• [What the task asks]:
Where a line holds the word "pytest", copy it from the records.

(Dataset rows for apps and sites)
____________________

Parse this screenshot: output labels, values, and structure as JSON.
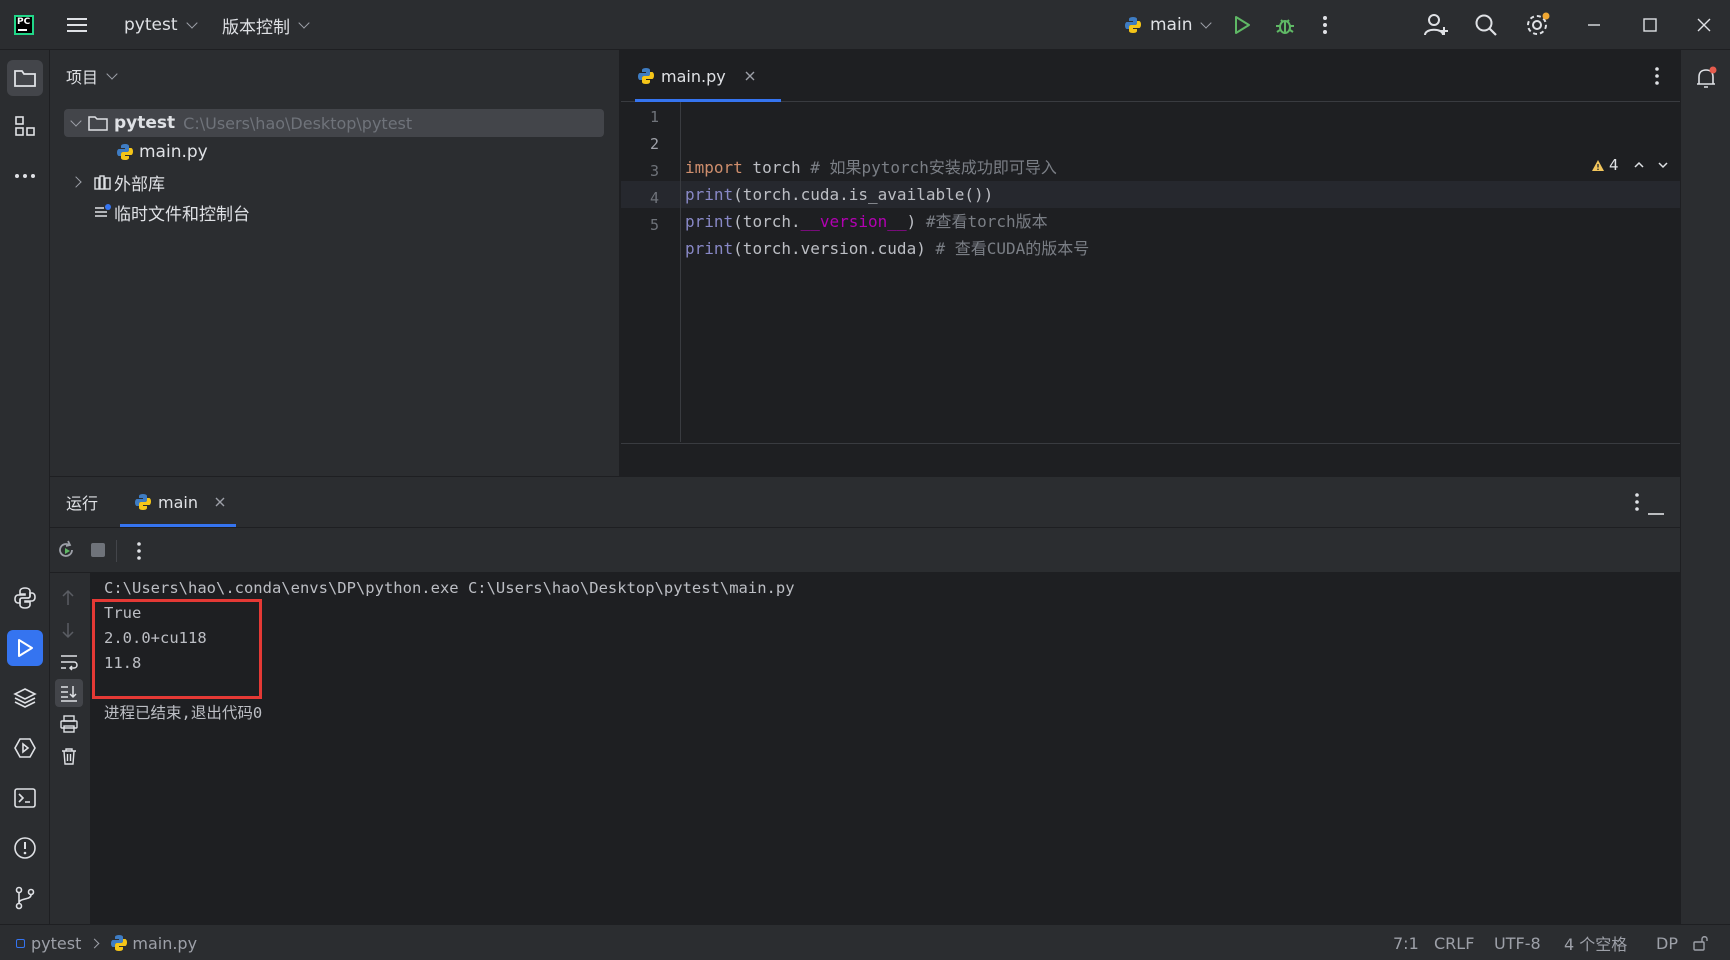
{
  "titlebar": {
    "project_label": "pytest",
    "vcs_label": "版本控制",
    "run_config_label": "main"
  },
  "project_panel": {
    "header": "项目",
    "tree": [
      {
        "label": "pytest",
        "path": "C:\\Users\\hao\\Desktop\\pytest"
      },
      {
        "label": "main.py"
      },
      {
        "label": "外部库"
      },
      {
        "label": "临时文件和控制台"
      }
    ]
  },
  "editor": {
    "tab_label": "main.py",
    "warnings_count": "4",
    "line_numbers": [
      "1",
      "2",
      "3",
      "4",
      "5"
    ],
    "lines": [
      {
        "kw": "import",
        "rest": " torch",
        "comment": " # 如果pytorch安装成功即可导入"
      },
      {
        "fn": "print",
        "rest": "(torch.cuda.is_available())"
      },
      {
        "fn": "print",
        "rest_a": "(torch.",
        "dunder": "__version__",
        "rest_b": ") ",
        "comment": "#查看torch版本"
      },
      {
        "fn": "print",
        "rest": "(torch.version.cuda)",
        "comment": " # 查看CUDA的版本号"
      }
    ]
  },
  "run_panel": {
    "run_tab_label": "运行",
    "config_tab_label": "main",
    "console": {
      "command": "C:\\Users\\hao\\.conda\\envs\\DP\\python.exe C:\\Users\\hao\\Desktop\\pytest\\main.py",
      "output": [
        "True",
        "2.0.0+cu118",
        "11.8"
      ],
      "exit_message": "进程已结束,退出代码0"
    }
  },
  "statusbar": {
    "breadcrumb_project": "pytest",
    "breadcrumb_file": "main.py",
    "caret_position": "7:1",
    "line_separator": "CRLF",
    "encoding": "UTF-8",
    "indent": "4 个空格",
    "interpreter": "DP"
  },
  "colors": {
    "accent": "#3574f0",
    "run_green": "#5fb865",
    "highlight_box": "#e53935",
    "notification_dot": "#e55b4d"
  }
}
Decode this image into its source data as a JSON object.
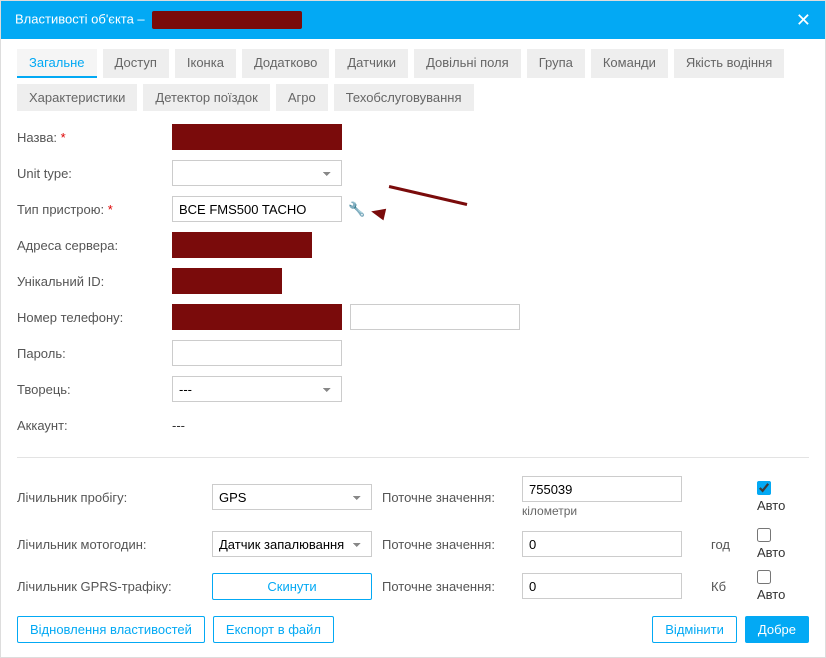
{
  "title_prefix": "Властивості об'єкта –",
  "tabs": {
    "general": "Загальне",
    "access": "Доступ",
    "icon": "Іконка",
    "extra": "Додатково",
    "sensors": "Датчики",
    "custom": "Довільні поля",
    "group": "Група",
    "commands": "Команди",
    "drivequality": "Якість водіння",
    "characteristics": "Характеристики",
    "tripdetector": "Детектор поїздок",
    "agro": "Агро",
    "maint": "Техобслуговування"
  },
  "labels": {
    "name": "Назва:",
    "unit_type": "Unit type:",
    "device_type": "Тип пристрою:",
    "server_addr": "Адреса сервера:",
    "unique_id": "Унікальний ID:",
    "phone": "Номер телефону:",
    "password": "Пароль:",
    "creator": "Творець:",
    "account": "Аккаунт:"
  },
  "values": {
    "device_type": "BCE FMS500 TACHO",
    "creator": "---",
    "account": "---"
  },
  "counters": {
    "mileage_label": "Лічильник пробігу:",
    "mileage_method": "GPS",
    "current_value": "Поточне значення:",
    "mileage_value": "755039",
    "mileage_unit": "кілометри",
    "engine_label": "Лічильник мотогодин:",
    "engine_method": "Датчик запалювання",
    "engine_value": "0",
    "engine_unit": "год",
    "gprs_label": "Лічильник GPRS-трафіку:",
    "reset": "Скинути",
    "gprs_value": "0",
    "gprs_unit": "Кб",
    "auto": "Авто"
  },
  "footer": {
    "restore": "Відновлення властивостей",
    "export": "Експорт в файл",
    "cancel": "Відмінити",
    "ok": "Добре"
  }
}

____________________

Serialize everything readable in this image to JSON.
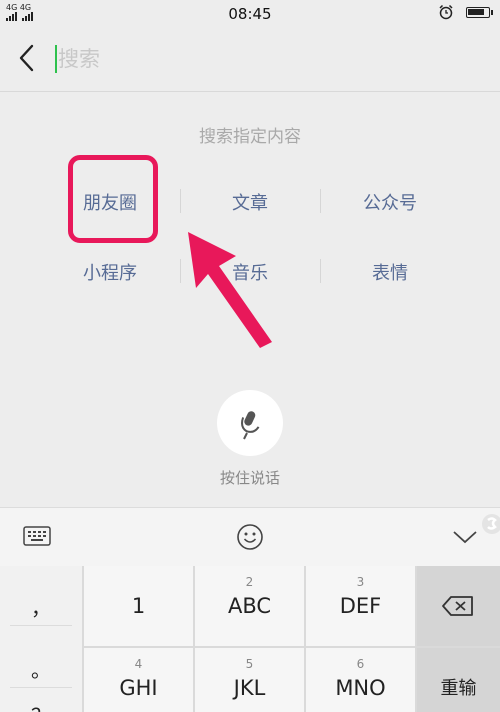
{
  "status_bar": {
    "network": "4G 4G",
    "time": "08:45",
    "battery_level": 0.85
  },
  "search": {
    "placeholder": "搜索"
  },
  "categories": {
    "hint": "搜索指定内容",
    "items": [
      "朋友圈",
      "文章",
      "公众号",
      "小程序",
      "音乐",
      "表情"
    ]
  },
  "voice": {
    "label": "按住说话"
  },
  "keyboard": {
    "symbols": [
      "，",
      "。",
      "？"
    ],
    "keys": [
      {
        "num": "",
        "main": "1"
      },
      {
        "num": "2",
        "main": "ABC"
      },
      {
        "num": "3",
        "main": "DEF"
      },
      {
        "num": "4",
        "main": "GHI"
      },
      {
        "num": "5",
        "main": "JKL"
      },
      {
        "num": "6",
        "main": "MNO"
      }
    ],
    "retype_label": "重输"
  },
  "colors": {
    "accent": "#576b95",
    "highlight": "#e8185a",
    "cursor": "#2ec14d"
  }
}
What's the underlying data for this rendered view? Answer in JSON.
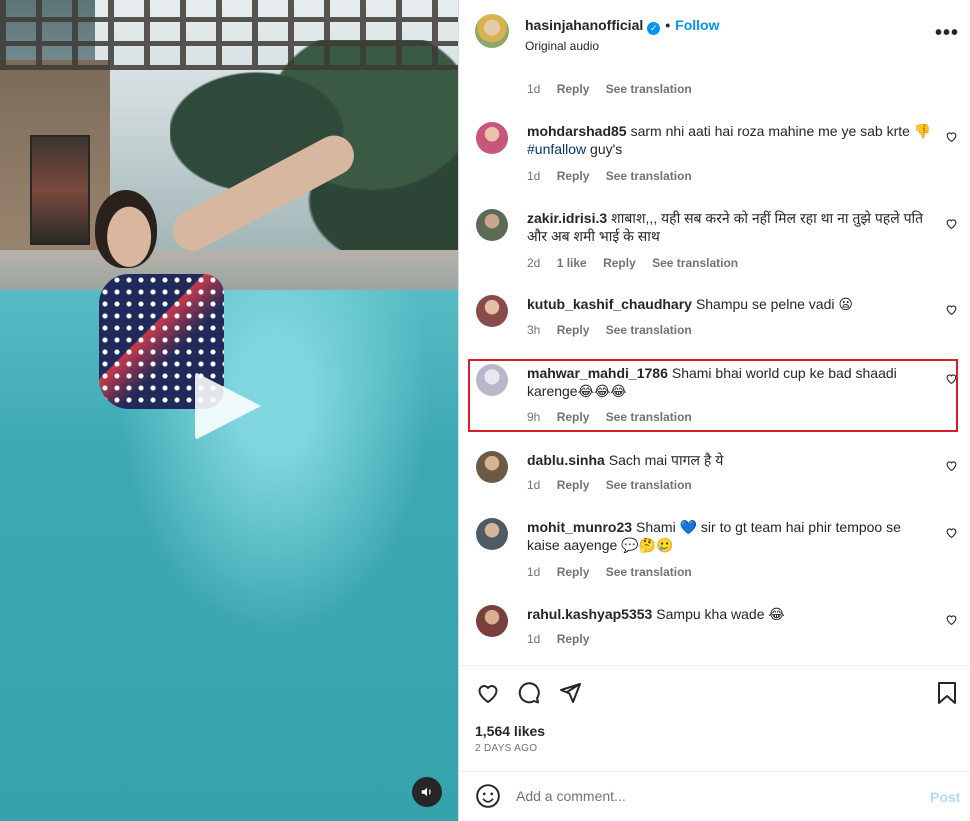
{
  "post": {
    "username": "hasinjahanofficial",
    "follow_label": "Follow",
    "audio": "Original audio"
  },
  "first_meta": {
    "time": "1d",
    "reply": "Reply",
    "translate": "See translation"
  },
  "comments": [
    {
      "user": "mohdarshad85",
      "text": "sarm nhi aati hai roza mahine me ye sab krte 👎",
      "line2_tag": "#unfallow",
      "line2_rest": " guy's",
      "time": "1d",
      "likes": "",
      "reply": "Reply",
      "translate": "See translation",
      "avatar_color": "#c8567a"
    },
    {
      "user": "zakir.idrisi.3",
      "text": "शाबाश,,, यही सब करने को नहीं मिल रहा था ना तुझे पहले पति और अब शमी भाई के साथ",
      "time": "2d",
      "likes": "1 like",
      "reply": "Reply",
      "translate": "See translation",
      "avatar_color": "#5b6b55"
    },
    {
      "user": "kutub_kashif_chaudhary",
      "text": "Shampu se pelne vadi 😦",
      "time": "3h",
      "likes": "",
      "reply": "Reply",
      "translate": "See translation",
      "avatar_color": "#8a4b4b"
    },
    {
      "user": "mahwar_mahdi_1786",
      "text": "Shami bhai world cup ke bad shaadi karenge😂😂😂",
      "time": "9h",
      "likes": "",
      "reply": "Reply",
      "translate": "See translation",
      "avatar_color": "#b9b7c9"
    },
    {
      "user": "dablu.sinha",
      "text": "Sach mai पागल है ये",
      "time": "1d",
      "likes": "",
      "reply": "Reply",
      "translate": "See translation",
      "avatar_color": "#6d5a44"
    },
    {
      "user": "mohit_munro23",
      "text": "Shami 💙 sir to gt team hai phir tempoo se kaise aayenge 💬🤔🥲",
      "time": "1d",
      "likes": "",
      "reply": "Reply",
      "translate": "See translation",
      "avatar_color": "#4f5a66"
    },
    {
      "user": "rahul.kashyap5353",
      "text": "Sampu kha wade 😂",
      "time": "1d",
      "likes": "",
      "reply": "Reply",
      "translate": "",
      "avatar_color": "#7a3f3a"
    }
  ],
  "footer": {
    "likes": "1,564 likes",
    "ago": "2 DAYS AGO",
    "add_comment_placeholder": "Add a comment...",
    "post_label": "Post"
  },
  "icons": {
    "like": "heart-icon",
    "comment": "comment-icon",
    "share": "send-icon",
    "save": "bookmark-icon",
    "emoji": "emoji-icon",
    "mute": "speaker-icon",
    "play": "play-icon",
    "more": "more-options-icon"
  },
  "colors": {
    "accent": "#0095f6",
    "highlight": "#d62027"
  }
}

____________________

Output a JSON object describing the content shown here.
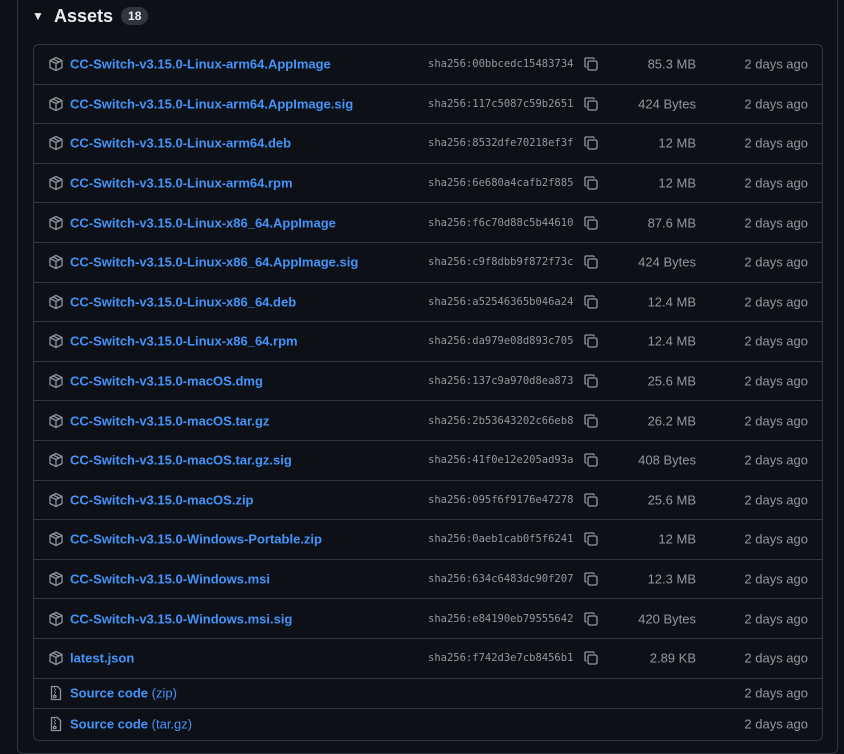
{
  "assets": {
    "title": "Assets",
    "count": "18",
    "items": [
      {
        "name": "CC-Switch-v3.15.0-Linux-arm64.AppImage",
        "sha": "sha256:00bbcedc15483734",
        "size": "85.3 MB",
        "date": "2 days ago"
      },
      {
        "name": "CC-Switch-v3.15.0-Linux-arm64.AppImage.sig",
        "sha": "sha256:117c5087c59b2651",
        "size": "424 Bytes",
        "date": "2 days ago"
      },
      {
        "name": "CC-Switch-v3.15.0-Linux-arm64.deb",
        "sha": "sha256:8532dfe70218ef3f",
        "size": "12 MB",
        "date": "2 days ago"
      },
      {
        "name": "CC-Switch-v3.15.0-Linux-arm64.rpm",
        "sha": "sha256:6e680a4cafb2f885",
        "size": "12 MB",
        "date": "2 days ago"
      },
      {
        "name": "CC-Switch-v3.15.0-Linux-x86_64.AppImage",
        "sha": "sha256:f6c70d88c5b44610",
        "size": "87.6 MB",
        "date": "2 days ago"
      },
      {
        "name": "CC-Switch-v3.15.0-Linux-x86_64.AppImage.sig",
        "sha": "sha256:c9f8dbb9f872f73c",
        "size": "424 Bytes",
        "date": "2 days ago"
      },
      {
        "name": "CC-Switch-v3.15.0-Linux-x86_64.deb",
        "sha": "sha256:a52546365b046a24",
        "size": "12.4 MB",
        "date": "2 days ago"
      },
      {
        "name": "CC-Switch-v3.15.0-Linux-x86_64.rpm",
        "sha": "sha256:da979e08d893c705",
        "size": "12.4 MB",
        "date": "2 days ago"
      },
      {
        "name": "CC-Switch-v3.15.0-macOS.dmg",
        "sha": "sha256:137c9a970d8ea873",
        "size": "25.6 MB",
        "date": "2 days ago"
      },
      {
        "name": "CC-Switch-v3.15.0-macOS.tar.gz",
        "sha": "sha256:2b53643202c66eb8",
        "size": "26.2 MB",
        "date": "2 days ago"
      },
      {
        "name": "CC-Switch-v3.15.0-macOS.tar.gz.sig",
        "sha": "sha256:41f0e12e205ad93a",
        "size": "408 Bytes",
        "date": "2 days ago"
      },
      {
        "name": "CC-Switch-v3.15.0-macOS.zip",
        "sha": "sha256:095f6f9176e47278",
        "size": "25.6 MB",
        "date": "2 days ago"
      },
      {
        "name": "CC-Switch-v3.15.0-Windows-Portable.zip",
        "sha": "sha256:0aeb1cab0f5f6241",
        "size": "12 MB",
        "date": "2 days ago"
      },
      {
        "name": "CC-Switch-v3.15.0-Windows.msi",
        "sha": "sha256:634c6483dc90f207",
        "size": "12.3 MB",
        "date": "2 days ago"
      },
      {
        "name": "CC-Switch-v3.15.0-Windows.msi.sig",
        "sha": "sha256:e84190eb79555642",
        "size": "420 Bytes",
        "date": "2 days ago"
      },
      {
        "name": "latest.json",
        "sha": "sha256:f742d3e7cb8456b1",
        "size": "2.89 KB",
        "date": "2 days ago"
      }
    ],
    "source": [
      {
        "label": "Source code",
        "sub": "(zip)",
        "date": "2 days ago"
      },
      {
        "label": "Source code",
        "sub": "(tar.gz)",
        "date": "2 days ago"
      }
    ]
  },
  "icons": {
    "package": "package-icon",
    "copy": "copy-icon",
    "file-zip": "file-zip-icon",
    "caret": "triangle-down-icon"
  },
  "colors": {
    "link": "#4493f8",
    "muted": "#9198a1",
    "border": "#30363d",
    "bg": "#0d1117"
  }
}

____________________

• [Response to this exercise]:
    "project_label": "pytest",
        "label": "pytest",
        "path": "C:\\Users\\hao\\Desktop\\pytest"
      "command": "C:\\Users\\hao\\.conda\\envs\\DP\\python.exe C:\\Users\\hao\\Desktop\\pytest\\main.py",
    "breadcrumb_project": "pytest",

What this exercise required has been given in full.